Tuesday 15 December 2020 2:09pm
Dr Matthew Jenkins and postcard artist Paige Wilson (Ngāti Rangi, Ngāti Tūwharetoa).
A researcher at the University of Otago, Wellington, will begin an epic 3,000 kilometre cycle ride from Cape Reinga to Bluff in December, chatting to New Zealanders along the way about their mental health and passing on postcards to help them reconnect with friends and whānau.
The trip is both a personal and a professional challenge for Dr Matthew Jenkins, who has been working as a Research Fellow at the Department of Psychological Medicine since 2019, after completing his PhD in Physical Education on the University of Otago’s Dunedin campus.
Dr Jenkins will be accompanied by friend and fellow cycling enthusiast, British engineer Thomas Fearn, who has also been working in Wellington. The pair are expecting to cycle an arduous 120 kilometres a day, as they follow the ‘Tour Aotearoa’ route, up hills, along state highways, on rugged trails, and down the tidal sands of Ninety-Mile Beach.
As he goes, Dr Jenkins will be researching New Zealanders’ views on mental health, and encouraging them to reconnect with others.
“I want to understand how people around the country talk about mental health as well as finding out how they look after their own mental health – do they connect with whānau, do they spend time in nature, are they physically active? These are themes that are really important to me as a researcher and that I am passionate about.”
The interviews and information Dr Jenkins gathers will form part of the first of a series of podcasts he is producing on mental health which will be broadcast on Access Radio next year.
Everyone who agrees to be interviewed for the research project will be given a postcard, which they can use to reconnect with friends and family in New Zealand or overseas.
The art for the postcard was created by a young artist, 16-year-old Paige Wilson (Ngāti Rangi, Ngāti Tūwharetoa), who is the daughter of Kristy Wilson, a Client Services Administrator in the Department of Psychological Medicine.

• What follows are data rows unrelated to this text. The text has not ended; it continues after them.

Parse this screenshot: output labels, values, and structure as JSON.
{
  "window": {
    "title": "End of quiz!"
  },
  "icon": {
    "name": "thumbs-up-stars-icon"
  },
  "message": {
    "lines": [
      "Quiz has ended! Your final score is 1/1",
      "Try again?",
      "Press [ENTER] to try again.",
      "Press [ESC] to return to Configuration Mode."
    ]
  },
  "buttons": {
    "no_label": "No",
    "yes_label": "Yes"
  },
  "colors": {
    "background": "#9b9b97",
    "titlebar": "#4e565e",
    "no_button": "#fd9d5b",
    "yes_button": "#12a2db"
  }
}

Paige’s design represents connection, love, wisdom, the support of whānau, and meeting challenges head on and is inspired by the four corners of well-being – wairua (spiritual health), tinana (physical health), hinengaro (mental health) and whānau (family health).
“It’s a beautiful art work,” Dr Jenkins says. “The amount of thought that Paige has put into it is phenomenal. The line going through the middle of the graphic design represents the journey from the north to the south, and the whakataukī, ‘Waiho i te toipoto, kaua i te toiroa’ (Let us keep close together, not wide apart) is about reconnecting.
“I’m also grateful to the University’s Design Services team who have done a brilliant job of bringing Paige’s design to life.”
The postcard which will be given to New Zealanders so they can reconnect with family and friends.
The postcards will be ready to post with stamps for mailing within New Zealand or internationally so there are no barriers to prevent people from sending them on.
Dr Jenkins says he loves the idea of people hand writing postcards and sending them to friends or whānau.
“It’s such a nice feeling when you get a postcard in the post, and particularly this year during the COVID-19 pandemic, there are lots of lost connections between people, and this is a way of reconnecting through thoughtful action.”
Cycle touring is not new to Dr Jenkins, who prefers the close connection with nature and the environment and with others that travelling in the open air provides.
Before embarking on his PhD, he had built his own bike and embarked on a journey through Malaysia, Myanmar, Singapore and Thailand, with the aim of continuing to cycle across land back home to Birmingham in the UK. Finding out enroute that he had been accepted to study for his PhD, he abruptly changed plans and jumped on a plane to New Zealand instead.
“Rather than going home, I ended up going to the other side of the world, to Dunedin, to study.”
Despite his previous cycle touring experience, Dr Jenkins says he’s been grateful for the advice he’s received from other University of Otago staff who have made the journey before him particularly that of Professor James Higham from the Department of Tourism. Professor Higham will join the pair for one of the final legs of their journey, cycling alongside them when they ride from Lake Hawea to Queenstown.
Others at the University have offered support too, with Professor Richard Blaikie, Deputy Vice-Chancellor, Research and Enterprise, who has himself just completed a fund raising cycle trip from Dunedin to Nelson, offering Dr Jenkins his spare University of Otago cycling kit to wear.
Dr Jenkins has also been loaned bike touring equipment from his former PhD supervisor Associate Professor Elaine Hargreaves from the School of Physical Education, Sport and Exercise Sciences, and her husband Gareth.
And when he sets off, his bike will be fitted with an official mascot, a helmet-wearing rubber duck equipped with flashing light and a squeaker-horn which he was given by Client Services Administrator Kerrie Harford as part of the Department’s Secret Santa gift exchange.
Dr Jenkins and Mr Fearn will begin their cycle trip at Cape Reinga on 13 December and are expecting to arrive in Bluff around 15 January.
Any funds left over will be donated to the Variety children’s charity Bikes for Kids programme which provides bikes to deserving or disadvantaged children in Aotearoa.